Three years later—on the 100th anniversary of the illegal overthrow of the Hawaiian Kingdom—Trask famously spoke in front of Iolani Palace, the home of Hawaii’s last reigning monarchs.

During her speech, she declared, “We are not American. We will die as Hawaiians. We will never be Americans...They took our land. They imprisoned our queen. They banned our language. They forcibly made us a colony of the United States.”

Trask also made a point of saying Americans were the enemies of native peoples in general—not just Hawaiians.

When she wasn’t educating people about Hawaiian history through her writing or activism, Trask was doing it in a more formal setting. She began working at the University of Hawaii (UH) at Mānoa in 1981 as an assistant professor. Trask went on to co-found the school’s contemporary field of Hawaiian studies, became the first tenured professor in the field in 1986, and was the founding director of the school’s Kamakakūokalani Center for Hawaiian Studies. She retired in 2010. In a memorial piece in UH News, Jonathan Kamakawiwoʻole Osorio, dean of the university’s Hawaiʻinuiākea School of Hawaiian Knowledge, said Trask not only inspired people to attend UH, but also inspired Hawaiians to embrace their ancestry and identity.

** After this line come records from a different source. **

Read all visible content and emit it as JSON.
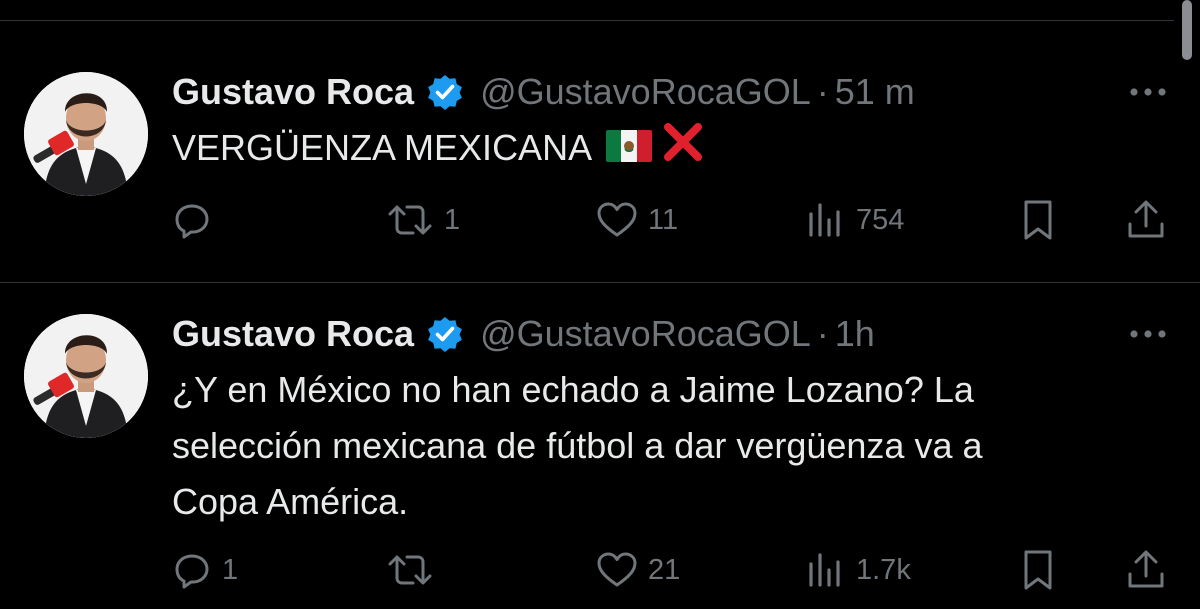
{
  "colors": {
    "background": "#000000",
    "text": "#e7e9ea",
    "muted": "#71767b",
    "verified": "#1d9bf0",
    "divider": "#2f3336"
  },
  "tweets": [
    {
      "author_name": "Gustavo Roca",
      "handle": "@GustavoRocaGOL",
      "separator": "·",
      "time": "51 m",
      "text": "VERGÜENZA MEXICANA",
      "emojis": [
        "mexico-flag-icon",
        "red-x-icon"
      ],
      "replies": "",
      "retweets": "1",
      "likes": "11",
      "views": "754"
    },
    {
      "author_name": "Gustavo Roca",
      "handle": "@GustavoRocaGOL",
      "separator": "·",
      "time": "1h",
      "text": "¿Y en México no han echado a Jaime Lozano? La\nselección mexicana de fútbol a dar vergüenza va a\nCopa América.",
      "replies": "1",
      "retweets": "",
      "likes": "21",
      "views": "1.7k"
    }
  ]
}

Trask’s advocacy for indigenous peoples extended beyond Hawaii as she worked with leaders from indigenous communities throughout North America, the Māori of Aotearoa (New Zealand), the Basque people of Spain, and others.

In April 2021, Trask was elected to the American Academy of Arts and Sciences, one of the country’s oldest and most prestigious honorary societies.

Trask died July 3, 2021 after living with Alzheimer’s disease for years.

Published on July 3, 2022

Words by Samantha Pak

Samantha Pak (she/her) is an award-winning Cambodian American journalist from the Seattle area and assistant editor for JoySauce. She spends more time than she’ll admit shopping for books than actually reading them, and has made it her mission to show others how amazing Southeast Asian people are. Follow her on Twitter at @iam_sammi and on Instagram at @sammi.pak.